Getting the annual budget approved is a yearly task for safety management across every organization. You’ve put in the work to carefully assess costs and develop a strategy for the coming year. Now it’s time to present your safety budget to your superiors or purchasing and your goal is to get it approved. Consider these tactics when it’s time for your budget approval meeting.
Reframe the Value
Can you break down the product’s price to a daily or monthly amount? Or present the cost per employee instead of all together? Better yet, can you compare the cost to something relatable? For example, the cost of a Starbucks coffee per day or less than a tank of gas. Reframing is a common tactic used in marketing and sales. Reframing the value makes it easier to evaluate how much value you are getting out of a purchase.
Present Additions or Changes as a Bundle
This is a common tactic used in marketing and sales. Neuroeconomics expert George Lowenstein notes the LX version of car packages as a great example of successful bundling. It’s easier to justify a single upgrade and expenditure to the LX package than it is consider purchasing the leather seats, the navigation system and the roadside assistance separately. The same concept can work when presenting your training, especially if you are adding on additional topics or delivery methods to an already existing solution or changing your solution.
Sweat the Details
In a Carnegie Mellon University study, trial rates for a DVD subscription increased by 20 percent when the messaging was changed from “a $5 fee” to “a small $5 fee,” revealing that the devil really is in the details. Studies have also shown that conservative spenders are more attracted to the utility of a product or service over satisfaction, so highlighting benefits such as time saved, money saved, and accessibility will be more appealing.
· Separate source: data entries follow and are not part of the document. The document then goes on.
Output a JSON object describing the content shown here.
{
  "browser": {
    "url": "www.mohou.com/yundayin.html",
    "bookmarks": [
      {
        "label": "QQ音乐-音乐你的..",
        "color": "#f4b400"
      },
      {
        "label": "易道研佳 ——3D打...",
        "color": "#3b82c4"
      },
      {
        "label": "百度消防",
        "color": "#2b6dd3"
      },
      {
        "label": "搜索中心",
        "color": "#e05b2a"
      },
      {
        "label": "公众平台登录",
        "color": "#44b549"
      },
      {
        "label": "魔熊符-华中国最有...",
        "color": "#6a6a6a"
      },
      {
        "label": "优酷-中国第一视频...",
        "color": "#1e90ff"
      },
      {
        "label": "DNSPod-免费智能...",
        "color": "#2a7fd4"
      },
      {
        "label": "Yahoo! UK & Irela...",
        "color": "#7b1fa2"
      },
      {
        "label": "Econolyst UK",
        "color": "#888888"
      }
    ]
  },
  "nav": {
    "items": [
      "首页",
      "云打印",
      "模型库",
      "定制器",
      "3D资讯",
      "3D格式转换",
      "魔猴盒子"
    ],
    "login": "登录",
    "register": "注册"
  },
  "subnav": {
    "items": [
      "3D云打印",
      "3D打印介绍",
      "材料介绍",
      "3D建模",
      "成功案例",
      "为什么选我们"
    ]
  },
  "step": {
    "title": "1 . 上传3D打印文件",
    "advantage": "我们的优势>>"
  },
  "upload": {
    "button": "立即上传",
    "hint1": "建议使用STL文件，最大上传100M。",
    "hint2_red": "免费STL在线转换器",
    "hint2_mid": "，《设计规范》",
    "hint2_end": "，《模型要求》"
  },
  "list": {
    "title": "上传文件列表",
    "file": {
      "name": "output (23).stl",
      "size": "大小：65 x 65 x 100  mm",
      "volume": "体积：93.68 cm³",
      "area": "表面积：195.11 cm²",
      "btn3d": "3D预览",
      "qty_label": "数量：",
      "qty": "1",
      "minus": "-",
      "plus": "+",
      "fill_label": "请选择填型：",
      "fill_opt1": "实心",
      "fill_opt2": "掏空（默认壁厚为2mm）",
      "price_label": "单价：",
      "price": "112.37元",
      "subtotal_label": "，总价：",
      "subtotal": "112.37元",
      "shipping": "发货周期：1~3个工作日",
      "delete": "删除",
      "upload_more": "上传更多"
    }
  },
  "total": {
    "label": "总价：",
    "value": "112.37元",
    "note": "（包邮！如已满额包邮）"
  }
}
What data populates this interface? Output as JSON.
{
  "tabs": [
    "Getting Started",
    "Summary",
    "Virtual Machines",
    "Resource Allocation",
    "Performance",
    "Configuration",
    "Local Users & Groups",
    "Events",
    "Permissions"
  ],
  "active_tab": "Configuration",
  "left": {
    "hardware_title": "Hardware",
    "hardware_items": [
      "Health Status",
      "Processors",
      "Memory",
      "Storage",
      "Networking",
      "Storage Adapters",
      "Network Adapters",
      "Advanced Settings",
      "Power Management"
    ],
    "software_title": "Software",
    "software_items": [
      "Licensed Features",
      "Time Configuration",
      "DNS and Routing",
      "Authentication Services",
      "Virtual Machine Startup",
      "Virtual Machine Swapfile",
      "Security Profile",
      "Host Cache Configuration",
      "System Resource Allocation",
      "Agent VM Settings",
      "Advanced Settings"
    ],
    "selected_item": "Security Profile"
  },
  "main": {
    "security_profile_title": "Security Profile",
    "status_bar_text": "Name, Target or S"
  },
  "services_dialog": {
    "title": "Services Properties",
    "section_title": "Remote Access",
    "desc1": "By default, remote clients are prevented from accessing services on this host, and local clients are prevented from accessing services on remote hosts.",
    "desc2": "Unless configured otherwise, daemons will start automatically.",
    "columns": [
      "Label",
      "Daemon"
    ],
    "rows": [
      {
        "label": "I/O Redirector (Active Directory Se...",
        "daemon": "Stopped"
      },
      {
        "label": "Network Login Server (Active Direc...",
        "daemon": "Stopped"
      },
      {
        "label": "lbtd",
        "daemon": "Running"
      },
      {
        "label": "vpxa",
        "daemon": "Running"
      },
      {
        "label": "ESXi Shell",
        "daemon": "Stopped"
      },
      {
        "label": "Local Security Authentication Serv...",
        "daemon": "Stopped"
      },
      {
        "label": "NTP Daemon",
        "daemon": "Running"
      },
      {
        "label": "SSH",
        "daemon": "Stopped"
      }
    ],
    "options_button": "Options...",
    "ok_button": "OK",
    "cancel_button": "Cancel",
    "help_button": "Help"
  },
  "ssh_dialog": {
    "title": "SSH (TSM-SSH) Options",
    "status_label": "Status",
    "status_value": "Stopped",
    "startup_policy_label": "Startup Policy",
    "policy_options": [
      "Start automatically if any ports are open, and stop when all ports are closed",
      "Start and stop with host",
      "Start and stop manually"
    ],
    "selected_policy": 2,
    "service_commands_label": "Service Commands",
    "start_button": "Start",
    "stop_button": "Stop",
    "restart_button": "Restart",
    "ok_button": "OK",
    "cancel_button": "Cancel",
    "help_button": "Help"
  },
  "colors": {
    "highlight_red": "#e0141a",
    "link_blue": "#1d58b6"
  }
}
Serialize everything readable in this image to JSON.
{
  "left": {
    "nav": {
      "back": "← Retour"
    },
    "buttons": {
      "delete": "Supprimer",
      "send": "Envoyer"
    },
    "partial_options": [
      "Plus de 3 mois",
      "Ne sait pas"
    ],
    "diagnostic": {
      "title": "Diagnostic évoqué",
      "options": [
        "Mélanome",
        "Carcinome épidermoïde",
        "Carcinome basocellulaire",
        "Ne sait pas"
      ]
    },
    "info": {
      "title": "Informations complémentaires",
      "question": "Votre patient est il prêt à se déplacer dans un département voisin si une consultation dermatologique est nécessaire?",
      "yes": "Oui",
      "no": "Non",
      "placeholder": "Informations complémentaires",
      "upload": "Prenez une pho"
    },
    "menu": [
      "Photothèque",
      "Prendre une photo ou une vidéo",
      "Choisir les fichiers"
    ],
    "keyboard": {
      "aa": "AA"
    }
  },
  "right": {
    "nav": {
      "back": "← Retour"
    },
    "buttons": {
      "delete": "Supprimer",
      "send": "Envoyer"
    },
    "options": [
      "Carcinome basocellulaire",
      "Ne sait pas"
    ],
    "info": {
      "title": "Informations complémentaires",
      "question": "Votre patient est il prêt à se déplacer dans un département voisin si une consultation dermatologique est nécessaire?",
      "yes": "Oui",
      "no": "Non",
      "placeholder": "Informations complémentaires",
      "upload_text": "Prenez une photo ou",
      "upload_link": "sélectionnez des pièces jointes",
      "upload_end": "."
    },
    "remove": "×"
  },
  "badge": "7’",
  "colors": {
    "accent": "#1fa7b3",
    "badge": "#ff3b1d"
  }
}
Be confident about your safety training plan and budget before you have to present it by working with Evolved Safety. We’ll review multiple options, vendors and delivery methods to ensure that you have a training program that works for your organization.